[Opening THE DATA section]

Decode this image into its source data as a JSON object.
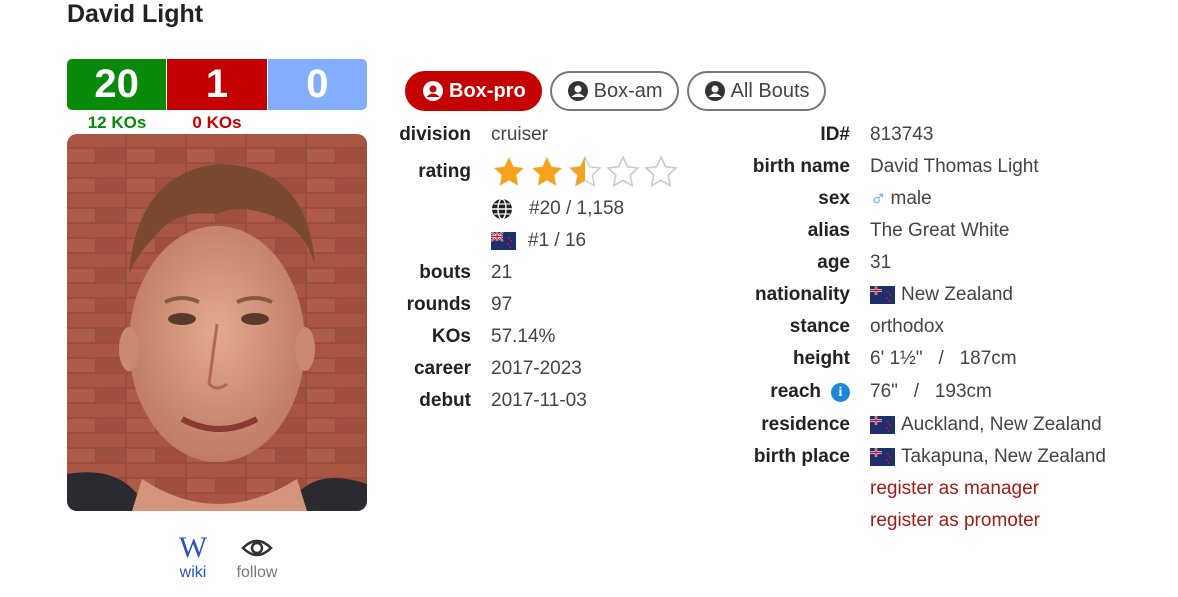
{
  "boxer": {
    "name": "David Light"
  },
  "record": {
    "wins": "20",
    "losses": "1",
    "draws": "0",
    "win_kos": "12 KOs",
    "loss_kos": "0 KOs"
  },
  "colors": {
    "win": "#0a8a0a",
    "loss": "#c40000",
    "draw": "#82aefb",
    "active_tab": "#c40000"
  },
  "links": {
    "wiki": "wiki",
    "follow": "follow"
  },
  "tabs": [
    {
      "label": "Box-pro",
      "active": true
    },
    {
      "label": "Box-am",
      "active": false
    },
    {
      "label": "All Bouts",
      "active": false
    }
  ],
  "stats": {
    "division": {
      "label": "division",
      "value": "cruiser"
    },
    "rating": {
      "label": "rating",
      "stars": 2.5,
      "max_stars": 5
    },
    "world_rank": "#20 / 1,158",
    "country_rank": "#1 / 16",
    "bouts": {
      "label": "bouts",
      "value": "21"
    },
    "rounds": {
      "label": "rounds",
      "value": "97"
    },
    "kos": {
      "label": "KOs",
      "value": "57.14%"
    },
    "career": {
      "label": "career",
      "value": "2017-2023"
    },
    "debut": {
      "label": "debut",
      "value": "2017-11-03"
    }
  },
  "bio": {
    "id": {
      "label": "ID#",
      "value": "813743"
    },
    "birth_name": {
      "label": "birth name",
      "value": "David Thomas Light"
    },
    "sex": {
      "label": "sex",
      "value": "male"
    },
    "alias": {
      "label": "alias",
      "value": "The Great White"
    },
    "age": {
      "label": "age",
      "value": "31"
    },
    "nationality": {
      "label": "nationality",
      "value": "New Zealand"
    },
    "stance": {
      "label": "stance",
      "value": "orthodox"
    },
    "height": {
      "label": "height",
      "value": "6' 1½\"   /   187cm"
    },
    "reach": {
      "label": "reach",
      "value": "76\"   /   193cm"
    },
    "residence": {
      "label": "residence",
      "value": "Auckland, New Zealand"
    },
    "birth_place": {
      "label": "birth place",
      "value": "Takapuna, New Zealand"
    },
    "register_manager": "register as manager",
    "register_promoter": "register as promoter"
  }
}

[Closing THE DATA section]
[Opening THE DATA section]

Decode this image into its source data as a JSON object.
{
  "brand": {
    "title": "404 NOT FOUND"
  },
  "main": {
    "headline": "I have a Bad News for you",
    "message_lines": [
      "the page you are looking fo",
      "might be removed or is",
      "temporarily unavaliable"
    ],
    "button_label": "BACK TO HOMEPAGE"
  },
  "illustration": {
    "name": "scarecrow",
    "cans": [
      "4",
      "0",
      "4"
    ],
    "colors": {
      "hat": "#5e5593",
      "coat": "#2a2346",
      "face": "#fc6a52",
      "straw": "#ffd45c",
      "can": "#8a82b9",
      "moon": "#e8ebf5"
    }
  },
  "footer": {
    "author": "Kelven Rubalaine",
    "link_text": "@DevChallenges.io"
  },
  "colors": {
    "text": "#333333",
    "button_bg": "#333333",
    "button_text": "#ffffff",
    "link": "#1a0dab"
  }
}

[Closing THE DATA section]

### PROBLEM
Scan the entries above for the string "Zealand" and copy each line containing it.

### SOLUTION
      "value": "New Zealand"
      "value": "Auckland, New Zealand"
      "value": "Takapuna, New Zealand"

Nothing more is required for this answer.